Interior wants OMB to referee dispute over its IT security
- By Mary Mosquera
- Nov 23, 2005
Interior secretary Gale Norton disagrees with her department's inspector general that the department does not meet federal security requirements and has asked the Office of Management and Budget to clarify its interpretation of those requirements.
Interior certified and accredited more than 98 percent of its systems in fiscal 2005 to comply with the Federal Information Security Management Act. During the year, Interior also made progress in consolidating 13 networks into a single departmental enterprise services network, with strong network perimeter security controls. The three remaining bureau networks are undergoing consolidation now, she said in a letter to OMB director Joshua Bolten last month.
'While IT security is not perfect, risks and vulnerabilities still remain, and improvements need to be made, the policies and processes to address those risks are adequate, improvements have been and will continue to be made, and therefore, DOI substantially complies with FISMA,' Norton said in the letter.
OMB could not comment on Interior's request, an OMB spokesman said.
'We continue to work with every agency to improve security. We are currently completing our analysis for the FISMA report to be released in March,' OMB spokesman Alex Conant said.
Norton said some of the reporting criteria on risk management were ambiguous, leading to subjective judgment and individual perspectives.
The quality of Interior's certification and accreditation process is, at a minimum, satisfactory, said Interior CIO Hord Tipton in a redacted version of his FISMA evaluation.
Tipton's office also worked under the burden of producing 4.5 million pages of documentation related to the long-running Cobell v. Norton lawsuit, which has forced Interior to cut off some of its systems from the Internet. The plaintiffs claim that Interior's IT security
is weak and that hackers can easily penetrate the Individual Indian Trust financial records.
'The CIO believes the IG's responses to several of the questions in the FY 2005 reporting template exceed the basic requirements of FISMA and do not take into account improvements made during the year in response to the testing the IG conducted,' Norton said.
Despite progress, Interior IG Earl Devaney said the department has significant weaknesses in its network security, plans for corrective actions and milestones, and certification and accreditation.
The IG's penetration testing demonstrated that Interior's network infrastructure was vulnerable to unauthorized access from internal and external threats.
'(It) allowed us to compromise some of DOI's most sensitive information,' Devaney said in the public version of his evaluation.

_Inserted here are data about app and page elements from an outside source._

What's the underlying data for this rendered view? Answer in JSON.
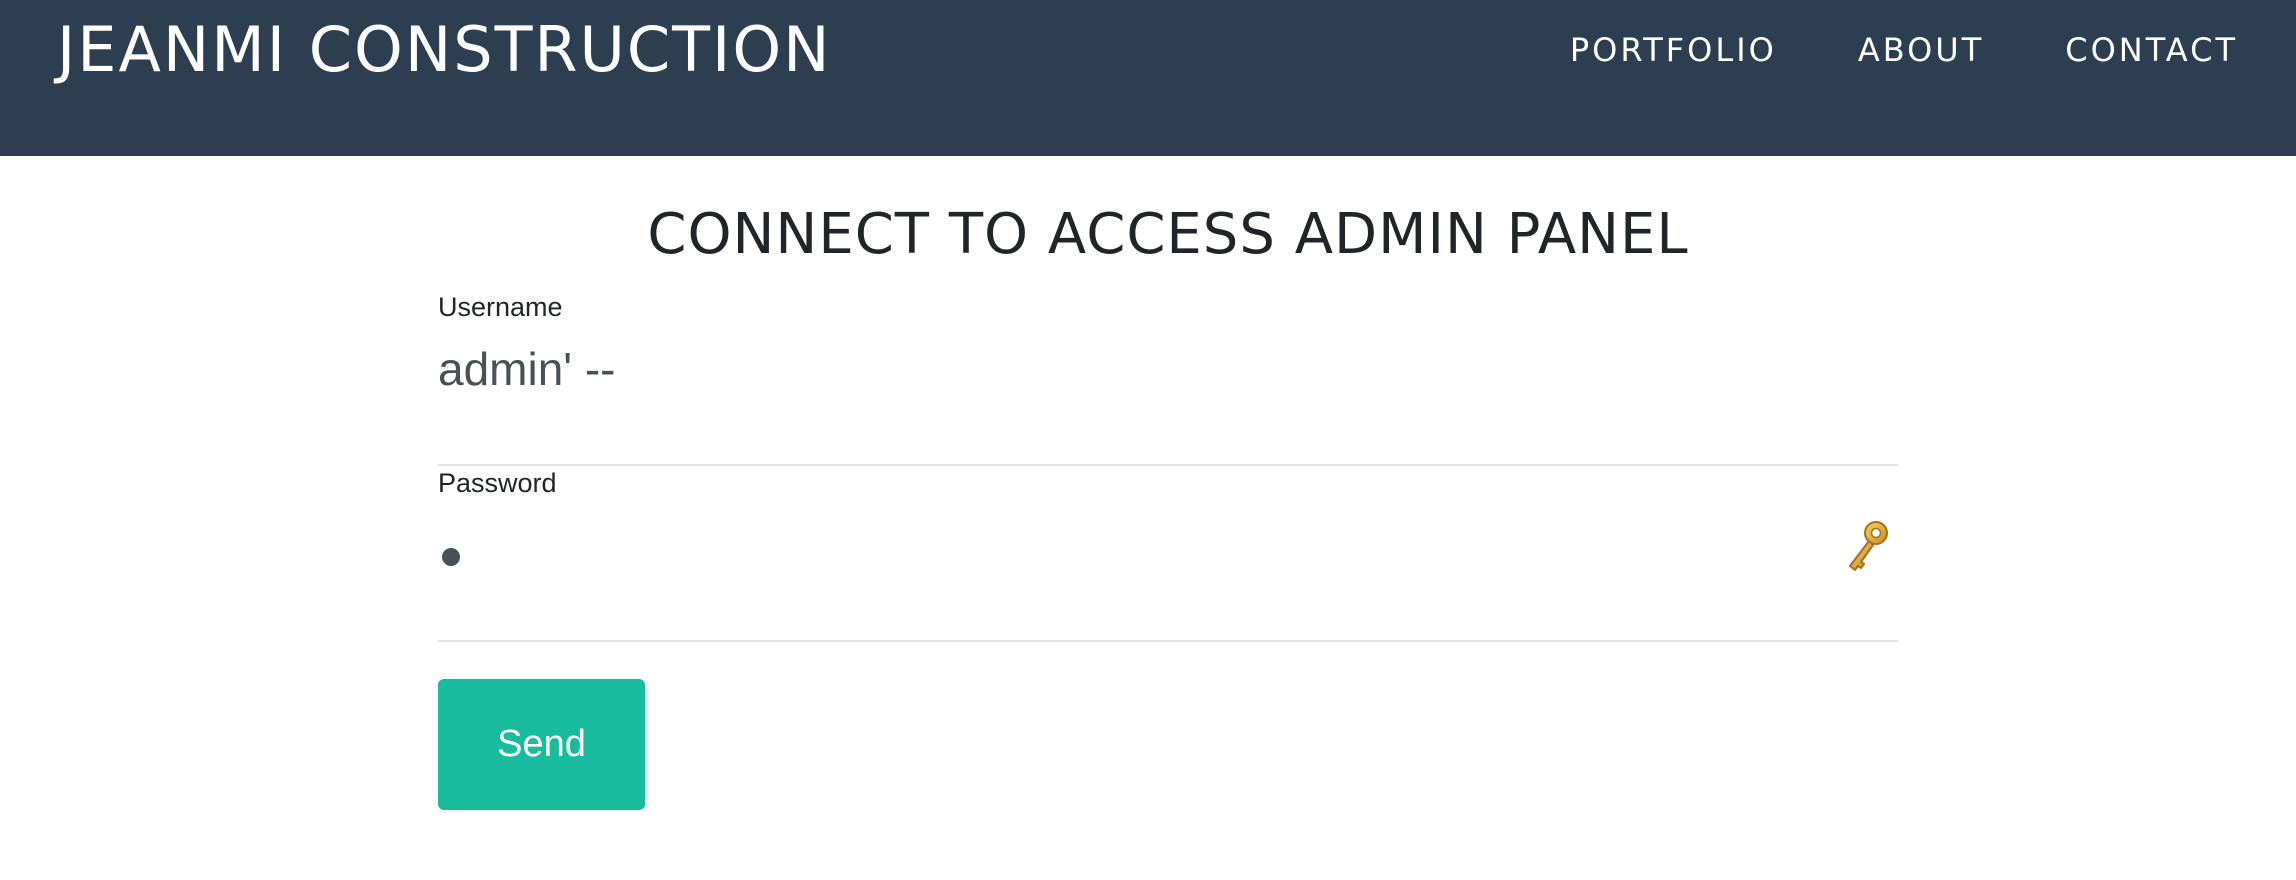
{
  "navbar": {
    "brand": "JEANMI CONSTRUCTION",
    "links": [
      {
        "label": "PORTFOLIO"
      },
      {
        "label": "ABOUT"
      },
      {
        "label": "CONTACT"
      }
    ]
  },
  "main": {
    "title": "CONNECT TO ACCESS ADMIN PANEL",
    "username": {
      "label": "Username",
      "value": "admin' --"
    },
    "password": {
      "label": "Password",
      "masked_value": "•"
    },
    "send_label": "Send"
  },
  "colors": {
    "navbar_bg": "#2c3e50",
    "accent": "#18bc9c"
  },
  "icons": {
    "password_manager": "key-icon"
  }
}
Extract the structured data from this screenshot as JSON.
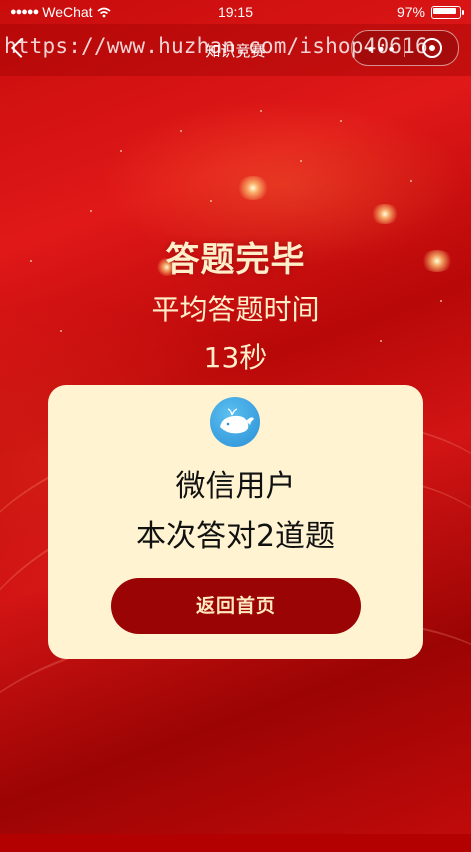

Devaney rated Interior's certification and accreditation program as poor. Overall, Interior lacks an effective departmentwide strategy to implement and oversee its various policies and procedures, he said.
Mary Mosquera is a reporter for Federal Computer Week.